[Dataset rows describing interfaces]

================================

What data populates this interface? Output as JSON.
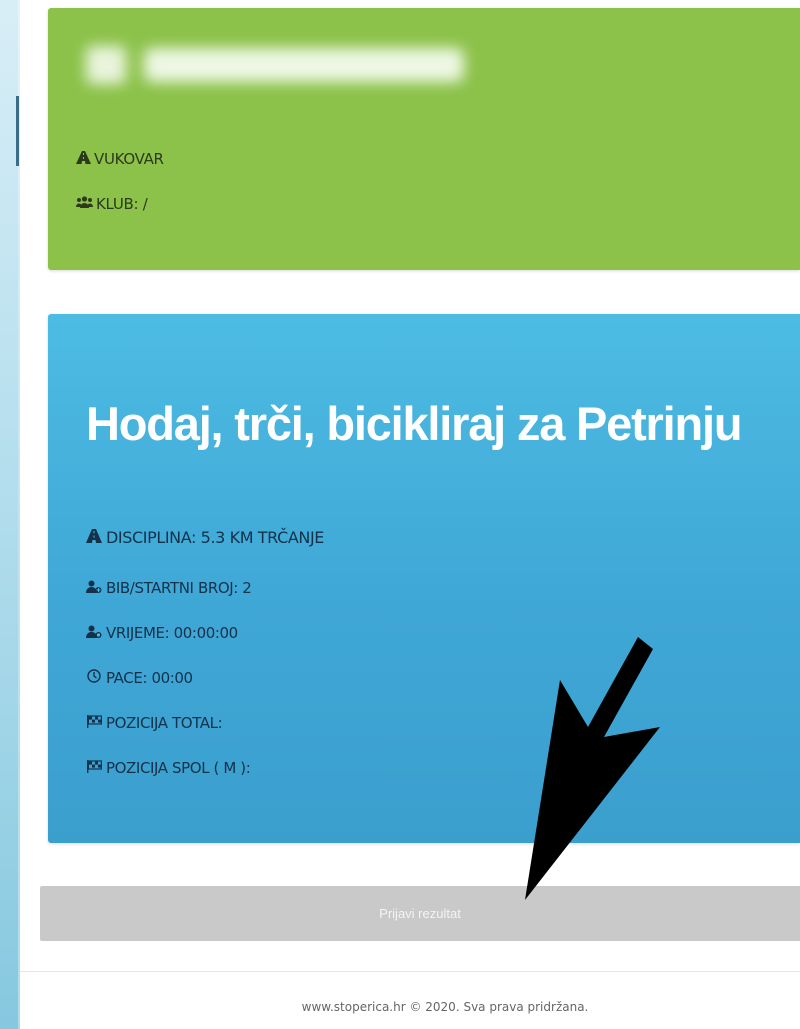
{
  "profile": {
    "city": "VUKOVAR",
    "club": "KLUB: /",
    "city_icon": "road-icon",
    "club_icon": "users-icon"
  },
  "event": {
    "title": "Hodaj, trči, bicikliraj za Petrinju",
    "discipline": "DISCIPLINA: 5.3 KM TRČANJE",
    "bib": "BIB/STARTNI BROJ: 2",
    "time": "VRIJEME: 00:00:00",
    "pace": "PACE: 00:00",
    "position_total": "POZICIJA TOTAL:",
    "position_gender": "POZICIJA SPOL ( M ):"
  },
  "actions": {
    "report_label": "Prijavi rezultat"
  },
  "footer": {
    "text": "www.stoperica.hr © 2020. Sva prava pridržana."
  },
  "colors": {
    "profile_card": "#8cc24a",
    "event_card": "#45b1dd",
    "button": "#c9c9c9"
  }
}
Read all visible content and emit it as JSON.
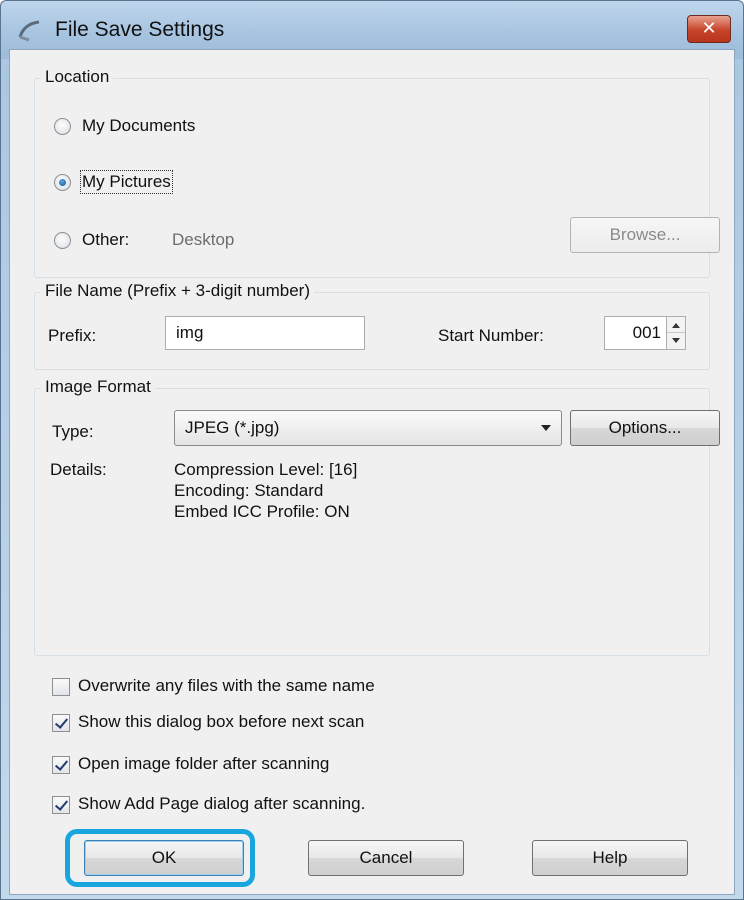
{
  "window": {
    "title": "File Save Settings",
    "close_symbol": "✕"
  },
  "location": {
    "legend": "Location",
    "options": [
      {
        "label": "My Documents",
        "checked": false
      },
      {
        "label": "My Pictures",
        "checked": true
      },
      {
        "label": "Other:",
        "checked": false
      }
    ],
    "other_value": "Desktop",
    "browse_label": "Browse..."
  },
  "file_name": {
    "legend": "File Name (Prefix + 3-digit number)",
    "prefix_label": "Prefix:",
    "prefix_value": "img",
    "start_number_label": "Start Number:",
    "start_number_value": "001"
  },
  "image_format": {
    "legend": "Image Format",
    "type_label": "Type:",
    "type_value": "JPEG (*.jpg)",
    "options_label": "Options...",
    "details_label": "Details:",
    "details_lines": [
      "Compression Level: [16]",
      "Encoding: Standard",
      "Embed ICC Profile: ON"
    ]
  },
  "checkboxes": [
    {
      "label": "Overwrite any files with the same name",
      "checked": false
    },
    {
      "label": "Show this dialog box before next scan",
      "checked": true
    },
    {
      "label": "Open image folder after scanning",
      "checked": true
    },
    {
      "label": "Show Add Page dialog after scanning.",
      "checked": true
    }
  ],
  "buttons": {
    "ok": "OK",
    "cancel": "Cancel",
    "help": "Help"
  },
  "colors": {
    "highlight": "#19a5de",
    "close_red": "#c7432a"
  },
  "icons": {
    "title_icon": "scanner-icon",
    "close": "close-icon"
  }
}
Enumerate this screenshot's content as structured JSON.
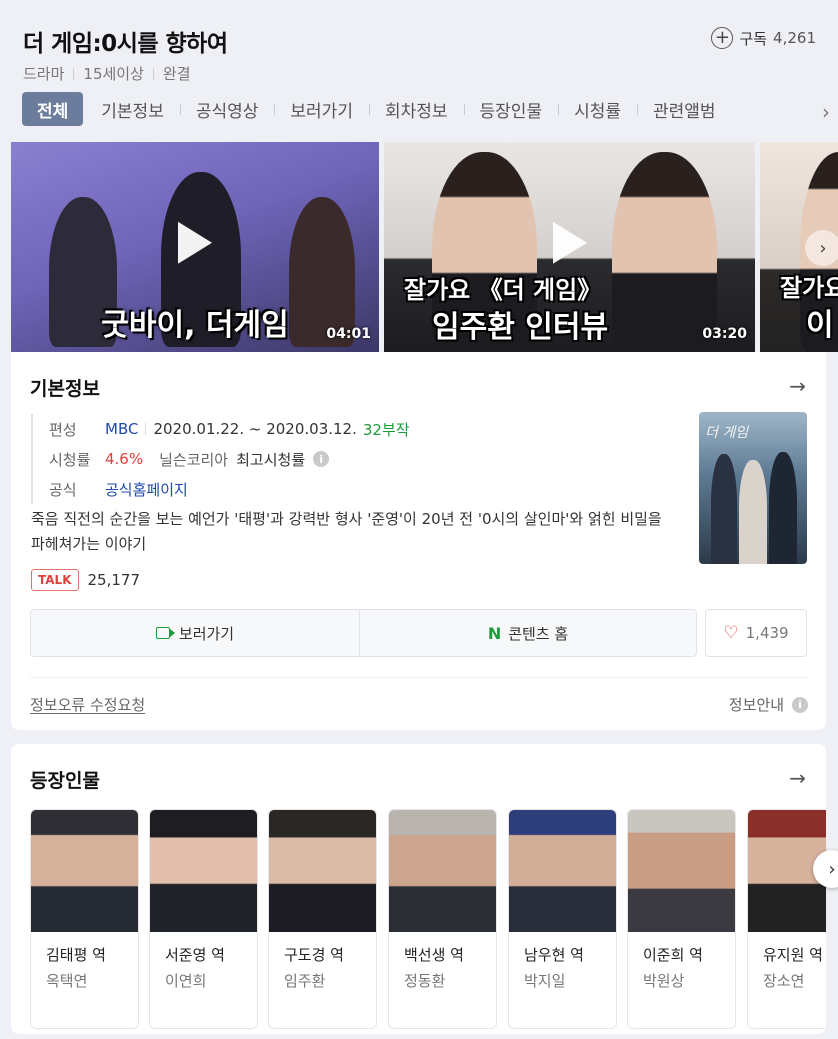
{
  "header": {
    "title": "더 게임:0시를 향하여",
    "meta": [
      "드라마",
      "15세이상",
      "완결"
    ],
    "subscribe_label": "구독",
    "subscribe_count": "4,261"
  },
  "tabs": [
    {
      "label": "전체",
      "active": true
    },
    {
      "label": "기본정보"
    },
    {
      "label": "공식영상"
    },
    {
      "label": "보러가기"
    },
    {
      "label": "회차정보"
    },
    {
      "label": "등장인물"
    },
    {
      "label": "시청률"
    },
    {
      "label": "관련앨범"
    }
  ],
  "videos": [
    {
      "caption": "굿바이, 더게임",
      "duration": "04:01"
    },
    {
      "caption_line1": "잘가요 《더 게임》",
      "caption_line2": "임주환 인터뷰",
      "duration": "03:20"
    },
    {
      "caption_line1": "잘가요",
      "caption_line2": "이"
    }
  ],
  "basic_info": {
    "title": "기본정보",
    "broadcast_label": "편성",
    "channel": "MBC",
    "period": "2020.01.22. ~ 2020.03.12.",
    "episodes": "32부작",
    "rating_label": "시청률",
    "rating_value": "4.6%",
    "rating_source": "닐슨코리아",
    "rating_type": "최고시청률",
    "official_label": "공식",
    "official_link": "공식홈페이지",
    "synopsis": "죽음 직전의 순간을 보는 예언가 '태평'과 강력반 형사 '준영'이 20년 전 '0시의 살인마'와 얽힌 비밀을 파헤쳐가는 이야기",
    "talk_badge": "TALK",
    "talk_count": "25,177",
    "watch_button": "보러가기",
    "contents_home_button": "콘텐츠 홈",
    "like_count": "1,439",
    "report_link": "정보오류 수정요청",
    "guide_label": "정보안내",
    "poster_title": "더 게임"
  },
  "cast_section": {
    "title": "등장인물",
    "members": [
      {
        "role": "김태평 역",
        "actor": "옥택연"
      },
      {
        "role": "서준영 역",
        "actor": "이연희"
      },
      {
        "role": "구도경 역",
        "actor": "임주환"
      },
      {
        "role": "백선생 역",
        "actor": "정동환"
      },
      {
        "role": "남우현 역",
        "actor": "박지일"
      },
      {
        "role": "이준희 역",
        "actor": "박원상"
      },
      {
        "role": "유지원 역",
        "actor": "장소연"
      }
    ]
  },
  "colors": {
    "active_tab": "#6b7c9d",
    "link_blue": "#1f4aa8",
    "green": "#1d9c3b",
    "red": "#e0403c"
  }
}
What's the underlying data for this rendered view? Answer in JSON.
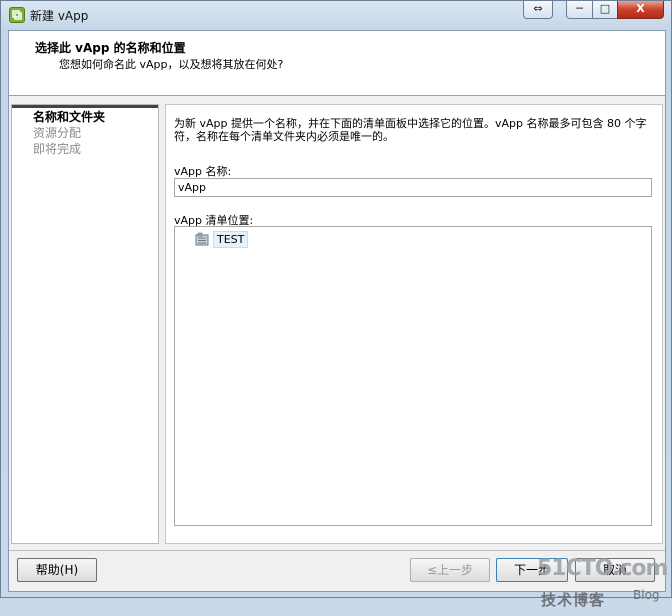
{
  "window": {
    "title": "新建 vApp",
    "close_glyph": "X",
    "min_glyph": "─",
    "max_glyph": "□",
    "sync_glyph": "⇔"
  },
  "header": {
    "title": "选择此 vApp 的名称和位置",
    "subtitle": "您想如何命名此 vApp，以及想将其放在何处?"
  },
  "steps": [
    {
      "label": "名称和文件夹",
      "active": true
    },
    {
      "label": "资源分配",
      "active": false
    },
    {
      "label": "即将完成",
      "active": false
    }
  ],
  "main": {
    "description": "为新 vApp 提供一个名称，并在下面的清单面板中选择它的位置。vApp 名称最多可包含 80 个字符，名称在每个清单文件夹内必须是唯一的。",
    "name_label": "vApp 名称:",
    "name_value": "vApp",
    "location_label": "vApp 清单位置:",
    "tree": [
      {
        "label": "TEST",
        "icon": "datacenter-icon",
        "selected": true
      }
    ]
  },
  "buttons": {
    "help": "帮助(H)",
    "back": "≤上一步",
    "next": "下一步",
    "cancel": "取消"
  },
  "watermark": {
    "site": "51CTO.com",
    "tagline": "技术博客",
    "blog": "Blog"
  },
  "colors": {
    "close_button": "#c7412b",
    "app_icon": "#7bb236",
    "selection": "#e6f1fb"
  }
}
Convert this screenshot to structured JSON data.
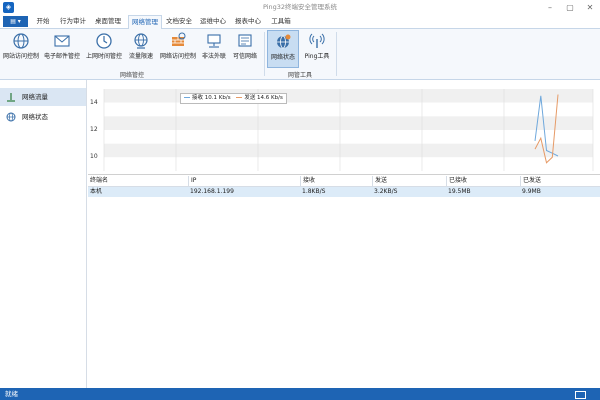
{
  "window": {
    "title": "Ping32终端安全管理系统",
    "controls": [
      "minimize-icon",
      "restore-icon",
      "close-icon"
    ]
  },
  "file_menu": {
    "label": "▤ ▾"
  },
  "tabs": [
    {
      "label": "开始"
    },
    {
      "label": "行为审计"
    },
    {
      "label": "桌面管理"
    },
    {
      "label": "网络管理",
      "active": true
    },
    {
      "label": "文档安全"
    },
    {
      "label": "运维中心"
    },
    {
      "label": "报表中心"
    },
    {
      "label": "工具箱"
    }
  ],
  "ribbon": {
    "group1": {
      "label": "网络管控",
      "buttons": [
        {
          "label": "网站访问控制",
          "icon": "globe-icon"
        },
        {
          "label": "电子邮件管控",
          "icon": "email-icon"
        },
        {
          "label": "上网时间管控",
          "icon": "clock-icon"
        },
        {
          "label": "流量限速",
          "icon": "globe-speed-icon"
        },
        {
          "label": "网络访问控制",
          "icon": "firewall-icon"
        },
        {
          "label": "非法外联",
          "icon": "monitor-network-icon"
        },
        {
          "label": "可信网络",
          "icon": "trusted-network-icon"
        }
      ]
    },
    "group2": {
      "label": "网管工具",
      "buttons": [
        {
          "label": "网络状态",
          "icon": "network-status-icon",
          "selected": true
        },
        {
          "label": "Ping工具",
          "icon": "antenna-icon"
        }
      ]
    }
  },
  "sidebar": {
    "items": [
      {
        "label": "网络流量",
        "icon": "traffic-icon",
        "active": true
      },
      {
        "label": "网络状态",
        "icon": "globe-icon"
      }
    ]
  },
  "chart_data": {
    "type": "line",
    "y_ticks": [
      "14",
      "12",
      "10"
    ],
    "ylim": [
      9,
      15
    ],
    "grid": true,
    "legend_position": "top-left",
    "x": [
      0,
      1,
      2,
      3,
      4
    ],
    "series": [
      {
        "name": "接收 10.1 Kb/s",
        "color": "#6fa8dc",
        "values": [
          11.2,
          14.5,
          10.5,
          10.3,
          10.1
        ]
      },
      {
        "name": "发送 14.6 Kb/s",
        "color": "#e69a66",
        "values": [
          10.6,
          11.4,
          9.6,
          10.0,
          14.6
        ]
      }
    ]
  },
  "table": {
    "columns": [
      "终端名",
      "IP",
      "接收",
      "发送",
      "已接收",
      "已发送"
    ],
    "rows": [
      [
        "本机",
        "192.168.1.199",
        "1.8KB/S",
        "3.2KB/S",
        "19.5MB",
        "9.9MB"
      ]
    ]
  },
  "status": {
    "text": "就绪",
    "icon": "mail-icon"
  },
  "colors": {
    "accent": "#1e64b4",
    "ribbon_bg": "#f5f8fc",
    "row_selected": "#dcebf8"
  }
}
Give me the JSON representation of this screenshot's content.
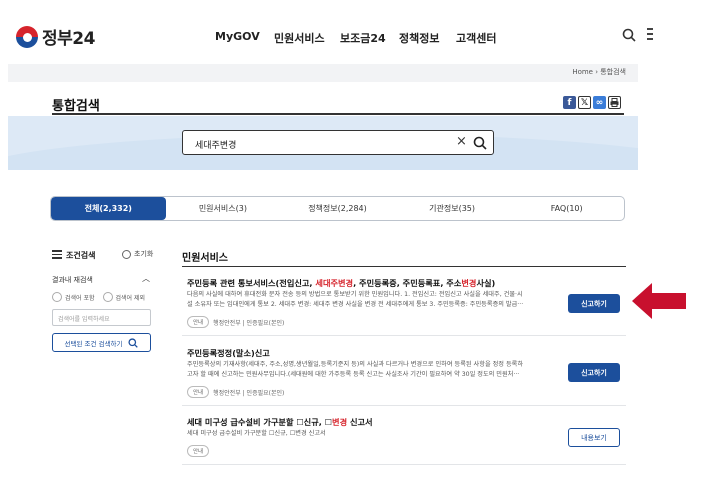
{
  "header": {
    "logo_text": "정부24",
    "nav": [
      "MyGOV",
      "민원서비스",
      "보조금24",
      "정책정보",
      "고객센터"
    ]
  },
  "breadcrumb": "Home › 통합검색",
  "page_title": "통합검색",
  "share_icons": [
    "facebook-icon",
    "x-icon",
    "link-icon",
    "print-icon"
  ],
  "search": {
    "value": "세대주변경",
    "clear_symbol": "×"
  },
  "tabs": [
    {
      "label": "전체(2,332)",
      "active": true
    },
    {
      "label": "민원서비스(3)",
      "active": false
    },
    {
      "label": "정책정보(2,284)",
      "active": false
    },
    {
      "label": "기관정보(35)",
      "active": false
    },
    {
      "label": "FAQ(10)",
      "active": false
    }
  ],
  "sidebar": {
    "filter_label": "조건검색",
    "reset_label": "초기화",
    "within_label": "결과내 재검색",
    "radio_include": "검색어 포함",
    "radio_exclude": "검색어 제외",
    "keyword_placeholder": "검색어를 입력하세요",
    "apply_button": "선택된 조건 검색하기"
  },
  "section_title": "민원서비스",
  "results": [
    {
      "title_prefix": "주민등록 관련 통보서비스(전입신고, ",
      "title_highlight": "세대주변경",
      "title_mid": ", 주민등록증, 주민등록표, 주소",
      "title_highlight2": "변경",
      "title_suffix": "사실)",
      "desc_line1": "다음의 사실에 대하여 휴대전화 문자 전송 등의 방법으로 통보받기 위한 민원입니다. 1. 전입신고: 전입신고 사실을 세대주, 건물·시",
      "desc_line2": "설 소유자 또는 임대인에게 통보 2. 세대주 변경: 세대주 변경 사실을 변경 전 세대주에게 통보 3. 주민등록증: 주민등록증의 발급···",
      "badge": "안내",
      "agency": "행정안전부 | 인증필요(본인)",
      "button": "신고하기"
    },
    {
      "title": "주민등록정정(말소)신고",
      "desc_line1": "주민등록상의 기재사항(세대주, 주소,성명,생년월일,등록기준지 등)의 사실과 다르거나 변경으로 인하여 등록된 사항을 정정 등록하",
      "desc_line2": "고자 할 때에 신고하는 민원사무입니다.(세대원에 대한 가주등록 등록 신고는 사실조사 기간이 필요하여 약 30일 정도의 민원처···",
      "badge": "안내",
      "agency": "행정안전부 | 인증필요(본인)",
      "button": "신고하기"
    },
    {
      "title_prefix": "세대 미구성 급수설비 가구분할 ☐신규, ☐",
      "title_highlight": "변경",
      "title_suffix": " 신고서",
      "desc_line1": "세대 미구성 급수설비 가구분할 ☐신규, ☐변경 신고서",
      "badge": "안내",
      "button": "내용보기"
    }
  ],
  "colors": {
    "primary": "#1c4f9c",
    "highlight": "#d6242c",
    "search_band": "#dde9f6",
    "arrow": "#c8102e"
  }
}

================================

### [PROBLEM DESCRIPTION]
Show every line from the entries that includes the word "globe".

### [WORKED SOLUTION]
          "icon": "globe-icon"
          "icon": "globe-speed-icon"
        "icon": "globe-icon"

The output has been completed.